The administration of FDR spent billions arming the communist Soviet Union in order to help defeat Germany, and by 1953, the Eisenhower administration was spending billions to help a bankrupt France preserve its colonial possession in Indochina from communist takeover. The US News & World Report of July 31, 1953 states: “The French Government is serving notice that the United States must put up another 200 million dollars for war in Indochina or expect the Communists to take over that country, and, perhaps, the whole of Southeast Asia.”
Bernhard Thuersam, www.Circa1865.com
Deluded American Generals in Vietnam
“In July of 1963, nine years after the debacle at Dienbienphu, Denis Warner, the Australian journalist, told me how astounded he was to find the American generals in South Vietnam deluding themselves with the same false optimism the French generals had professed during the first Indochina war.
Warner . . . had just returned from a trip through the villages and rice paddies of the Mekong Delta south of the capital. Warner noted sadly that the Saigon government’s position was crumbling there just as rapidly under the hammer blows of the Vietcong guerillas as the French position in the Tonkin Delta in North Vietnam had eroded under pressure from the Vietminh insurgents in 1952.

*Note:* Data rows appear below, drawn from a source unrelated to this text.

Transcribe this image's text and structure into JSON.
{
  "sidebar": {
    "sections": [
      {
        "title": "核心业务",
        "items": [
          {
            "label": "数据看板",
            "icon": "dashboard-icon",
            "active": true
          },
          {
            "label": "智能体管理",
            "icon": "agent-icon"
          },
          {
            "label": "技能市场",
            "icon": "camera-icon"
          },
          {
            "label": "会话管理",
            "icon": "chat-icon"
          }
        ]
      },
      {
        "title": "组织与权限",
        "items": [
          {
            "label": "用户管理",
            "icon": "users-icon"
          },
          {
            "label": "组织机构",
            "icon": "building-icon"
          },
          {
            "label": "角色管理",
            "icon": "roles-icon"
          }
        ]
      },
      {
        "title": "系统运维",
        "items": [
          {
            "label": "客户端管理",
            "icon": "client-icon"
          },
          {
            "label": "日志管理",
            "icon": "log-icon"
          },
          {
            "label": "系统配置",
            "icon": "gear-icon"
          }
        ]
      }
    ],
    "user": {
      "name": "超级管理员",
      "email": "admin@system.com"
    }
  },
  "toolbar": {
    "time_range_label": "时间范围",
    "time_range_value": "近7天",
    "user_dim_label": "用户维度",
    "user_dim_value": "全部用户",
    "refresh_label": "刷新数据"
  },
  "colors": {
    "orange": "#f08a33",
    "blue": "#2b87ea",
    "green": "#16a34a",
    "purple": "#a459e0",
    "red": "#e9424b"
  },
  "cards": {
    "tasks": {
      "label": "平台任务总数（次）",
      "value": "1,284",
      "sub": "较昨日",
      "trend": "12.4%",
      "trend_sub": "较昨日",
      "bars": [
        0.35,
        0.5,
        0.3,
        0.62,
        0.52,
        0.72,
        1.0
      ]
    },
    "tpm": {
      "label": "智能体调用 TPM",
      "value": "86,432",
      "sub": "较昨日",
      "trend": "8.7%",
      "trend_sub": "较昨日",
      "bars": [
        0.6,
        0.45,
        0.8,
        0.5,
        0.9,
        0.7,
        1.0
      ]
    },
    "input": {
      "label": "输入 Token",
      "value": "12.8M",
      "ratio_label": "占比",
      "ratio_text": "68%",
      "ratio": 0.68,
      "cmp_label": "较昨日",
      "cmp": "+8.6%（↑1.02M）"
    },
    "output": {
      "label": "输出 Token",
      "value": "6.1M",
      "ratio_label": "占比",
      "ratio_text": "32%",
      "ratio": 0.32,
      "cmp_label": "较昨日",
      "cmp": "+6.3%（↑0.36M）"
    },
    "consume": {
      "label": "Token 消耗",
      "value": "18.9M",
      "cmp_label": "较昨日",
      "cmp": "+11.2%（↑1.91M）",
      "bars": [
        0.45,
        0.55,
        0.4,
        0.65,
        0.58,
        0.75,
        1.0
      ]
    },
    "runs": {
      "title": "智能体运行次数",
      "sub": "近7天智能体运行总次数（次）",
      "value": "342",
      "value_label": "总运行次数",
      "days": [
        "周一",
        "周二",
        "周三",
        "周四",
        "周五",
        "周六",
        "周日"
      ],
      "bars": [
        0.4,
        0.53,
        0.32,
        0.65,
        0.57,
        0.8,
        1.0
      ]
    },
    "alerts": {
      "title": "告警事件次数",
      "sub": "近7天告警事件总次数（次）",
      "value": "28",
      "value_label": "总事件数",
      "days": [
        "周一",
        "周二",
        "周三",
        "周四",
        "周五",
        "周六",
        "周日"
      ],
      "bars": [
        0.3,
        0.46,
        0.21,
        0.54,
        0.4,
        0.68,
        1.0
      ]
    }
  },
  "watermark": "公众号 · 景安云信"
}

On his return to Saigon, however, Warner had been shocked to hear the American generals assure him with the same false self-confidence the French had shown, that they were winning the war in the Delta. They had cited similarly meaningless statistics on the number of guerillas supposedly killed and on the number of fortified hamlets that had been supposedly built. “I’ll bet I could dig out my old notebooks and find almost identical statements by the French,” Warner said.
The enemy was no longer called the Vietminh. They were now know as the Viet Cong (Vietnamese Communists), but they were the same black-clad little men, lean and hardened by years of warfare, determined to finish the revolution they had begun against the French in 1945 and to unite Vietnam under their rule. At home in the United States, most Americans, just as the French before them, were too preoccupied with their own lives to become interested in a war in a small Asian country thousands of miles away . . . Many probably didn’t even know where Vietnam was.
Listening to the Americans one got the impression that the French had fought badly and deserved to lose. In any case, they said, the French had been attempting to maintain an outdated colonial system and thus were doomed to failure. They, the Americans, knew how to fight wars, since they had defeated the Nazis and the Japanese and had bludgeoned the Chinese Communists to a stalemate in Korea. They were also fighting for democratic ideals and deserved victory, since Communism is bad and Democracy is good.
The Americans, however, did not know that the French Expeditionary Corps had usually fought with more bravery and determination than the Vietnamese government troops they were arming and advising. The Americans also forgot that many Vietnamese peasants saw little difference between the corrupt and brutal administrators of the Ngo family regime the US was trying to preserve and those who had plagued them during the earlier French days.
Like the French before them, the Americans placed their faith in classic Western military axioms and in practice sought a conventional military solution . . . [and] overwhelm the Vietcong with their vast amounts of money and materiel, their thousands of advisors, and the helicopters, fighter-bombers, armored vehicles and artillery batteries they were pouring into the country.
I remember with what confidence Secretary of Defense Robert S. McNamara assured us . . . ”Every quantitative measurement we have shows we’re winning this war.”
(The Battle of Dienbienphu, Jules Roy, Carroll and Graf Publishers, 1963, pp. xi-xvii)